┌─ DATA PROVIDED

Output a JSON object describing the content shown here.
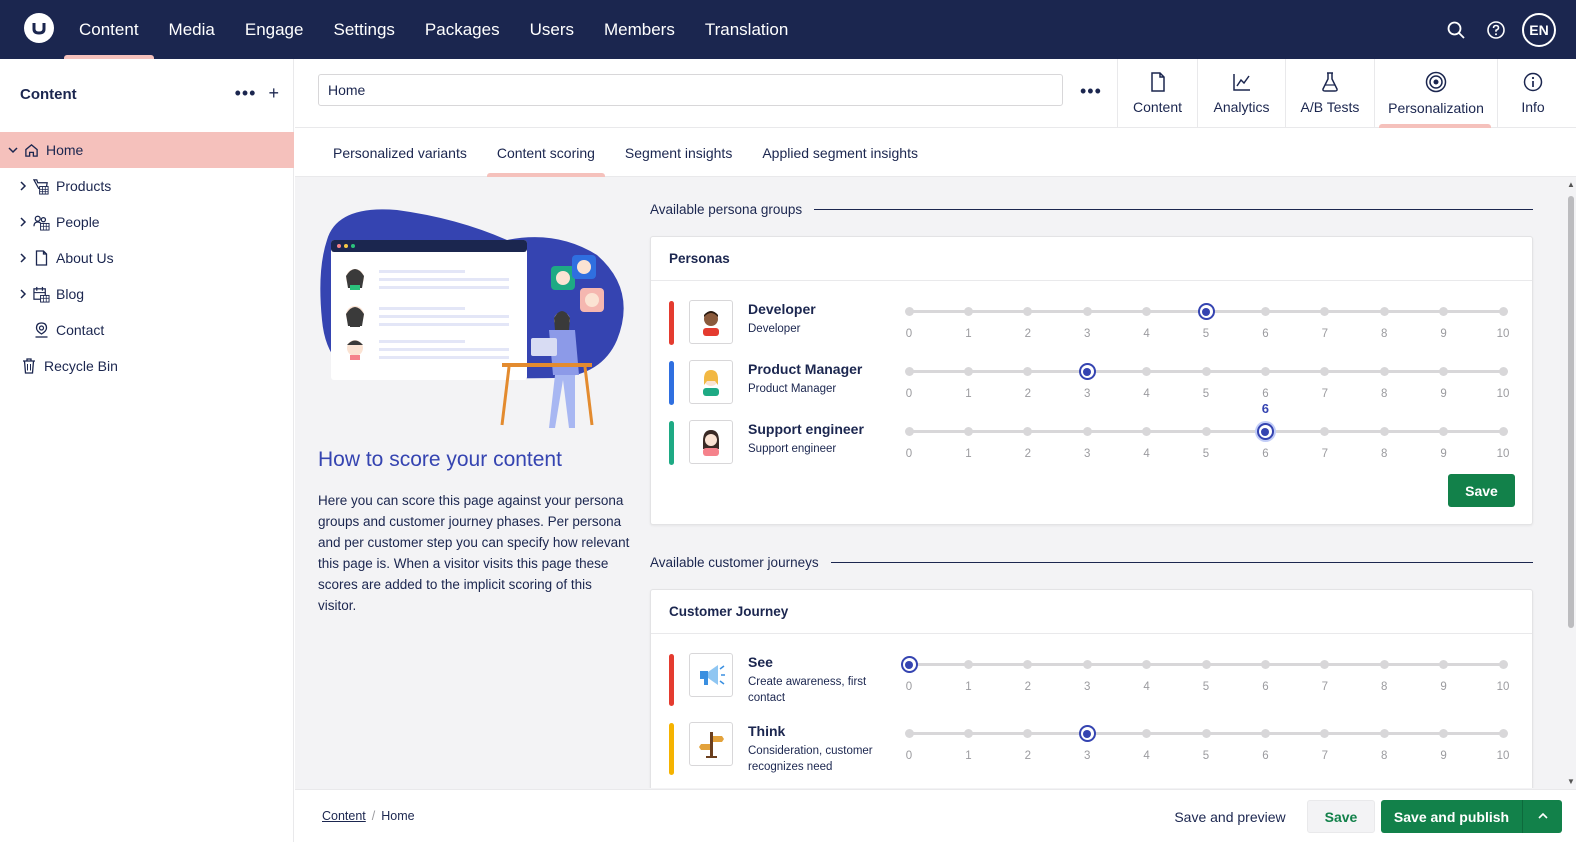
{
  "topbar": {
    "nav": [
      {
        "label": "Content",
        "active": true
      },
      {
        "label": "Media"
      },
      {
        "label": "Engage"
      },
      {
        "label": "Settings"
      },
      {
        "label": "Packages"
      },
      {
        "label": "Users"
      },
      {
        "label": "Members"
      },
      {
        "label": "Translation"
      }
    ],
    "user_initials": "EN"
  },
  "sidebar": {
    "title": "Content",
    "tree": [
      {
        "label": "Home",
        "icon": "home-icon",
        "selected": true
      },
      {
        "label": "Products",
        "icon": "cart-icon"
      },
      {
        "label": "People",
        "icon": "people-icon"
      },
      {
        "label": "About Us",
        "icon": "document-icon"
      },
      {
        "label": "Blog",
        "icon": "calendar-icon"
      },
      {
        "label": "Contact",
        "icon": "pin-icon"
      },
      {
        "label": "Recycle Bin",
        "icon": "trash-icon"
      }
    ]
  },
  "editor": {
    "node_name": "Home",
    "apps": [
      {
        "label": "Content",
        "icon": "document-icon"
      },
      {
        "label": "Analytics",
        "icon": "chart-line-icon"
      },
      {
        "label": "A/B Tests",
        "icon": "flask-icon"
      },
      {
        "label": "Personalization",
        "icon": "target-icon",
        "active": true
      },
      {
        "label": "Info",
        "icon": "info-icon"
      }
    ],
    "tabs": [
      {
        "label": "Personalized variants"
      },
      {
        "label": "Content scoring",
        "active": true
      },
      {
        "label": "Segment insights"
      },
      {
        "label": "Applied segment insights"
      }
    ]
  },
  "intro": {
    "title": "How to score your content",
    "text": "Here you can score this page against your persona groups and customer journey phases. Per persona and per customer step you can specify how relevant this page is. When a visitor visits this page these scores are added to the implicit scoring of this visitor."
  },
  "personas": {
    "section_title": "Available persona groups",
    "card_title": "Personas",
    "save_label": "Save",
    "scale": [
      "0",
      "1",
      "2",
      "3",
      "4",
      "5",
      "6",
      "7",
      "8",
      "9",
      "10"
    ],
    "rows": [
      {
        "name": "Developer",
        "description": "Developer",
        "color": "#e43b2f",
        "value": 5
      },
      {
        "name": "Product Manager",
        "description": "Product Manager",
        "color": "#2f6fe0",
        "value": 3
      },
      {
        "name": "Support engineer",
        "description": "Support engineer",
        "color": "#1eaa84",
        "value": 6,
        "tooltip": "6"
      }
    ]
  },
  "journeys": {
    "section_title": "Available customer journeys",
    "card_title": "Customer Journey",
    "rows": [
      {
        "name": "See",
        "description": "Create awareness, first contact",
        "color": "#e43b2f",
        "value": 0
      },
      {
        "name": "Think",
        "description": "Consideration, customer recognizes need",
        "color": "#f5b300",
        "value": 3
      }
    ]
  },
  "footer": {
    "breadcrumb": [
      "Content",
      "Home"
    ],
    "save_preview": "Save and preview",
    "save": "Save",
    "save_publish": "Save and publish"
  },
  "colors": {
    "topbar": "#1b264f",
    "accent_pink": "#f5c1bc",
    "accent_blue": "#3544b1",
    "success_green": "#12814a"
  }
}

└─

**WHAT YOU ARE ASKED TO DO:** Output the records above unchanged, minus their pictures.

**YOUR SOLUTION:**
Output a JSON object describing the content shown here.
{
  "topbar": {
    "nav": [
      {
        "label": "Content",
        "active": true
      },
      {
        "label": "Media"
      },
      {
        "label": "Engage"
      },
      {
        "label": "Settings"
      },
      {
        "label": "Packages"
      },
      {
        "label": "Users"
      },
      {
        "label": "Members"
      },
      {
        "label": "Translation"
      }
    ],
    "user_initials": "EN"
  },
  "sidebar": {
    "title": "Content",
    "tree": [
      {
        "label": "Home",
        "icon": "home-icon",
        "selected": true
      },
      {
        "label": "Products",
        "icon": "cart-icon"
      },
      {
        "label": "People",
        "icon": "people-icon"
      },
      {
        "label": "About Us",
        "icon": "document-icon"
      },
      {
        "label": "Blog",
        "icon": "calendar-icon"
      },
      {
        "label": "Contact",
        "icon": "pin-icon"
      },
      {
        "label": "Recycle Bin",
        "icon": "trash-icon"
      }
    ]
  },
  "editor": {
    "node_name": "Home",
    "apps": [
      {
        "label": "Content",
        "icon": "document-icon"
      },
      {
        "label": "Analytics",
        "icon": "chart-line-icon"
      },
      {
        "label": "A/B Tests",
        "icon": "flask-icon"
      },
      {
        "label": "Personalization",
        "icon": "target-icon",
        "active": true
      },
      {
        "label": "Info",
        "icon": "info-icon"
      }
    ],
    "tabs": [
      {
        "label": "Personalized variants"
      },
      {
        "label": "Content scoring",
        "active": true
      },
      {
        "label": "Segment insights"
      },
      {
        "label": "Applied segment insights"
      }
    ]
  },
  "intro": {
    "title": "How to score your content",
    "text": "Here you can score this page against your persona groups and customer journey phases. Per persona and per customer step you can specify how relevant this page is. When a visitor visits this page these scores are added to the implicit scoring of this visitor."
  },
  "personas": {
    "section_title": "Available persona groups",
    "card_title": "Personas",
    "save_label": "Save",
    "scale": [
      "0",
      "1",
      "2",
      "3",
      "4",
      "5",
      "6",
      "7",
      "8",
      "9",
      "10"
    ],
    "rows": [
      {
        "name": "Developer",
        "description": "Developer",
        "color": "#e43b2f",
        "value": 5
      },
      {
        "name": "Product Manager",
        "description": "Product Manager",
        "color": "#2f6fe0",
        "value": 3
      },
      {
        "name": "Support engineer",
        "description": "Support engineer",
        "color": "#1eaa84",
        "value": 6,
        "tooltip": "6"
      }
    ]
  },
  "journeys": {
    "section_title": "Available customer journeys",
    "card_title": "Customer Journey",
    "rows": [
      {
        "name": "See",
        "description": "Create awareness, first contact",
        "color": "#e43b2f",
        "value": 0
      },
      {
        "name": "Think",
        "description": "Consideration, customer recognizes need",
        "color": "#f5b300",
        "value": 3
      }
    ]
  },
  "footer": {
    "breadcrumb": [
      "Content",
      "Home"
    ],
    "save_preview": "Save and preview",
    "save": "Save",
    "save_publish": "Save and publish"
  },
  "colors": {
    "topbar": "#1b264f",
    "accent_pink": "#f5c1bc",
    "accent_blue": "#3544b1",
    "success_green": "#12814a"
  }
}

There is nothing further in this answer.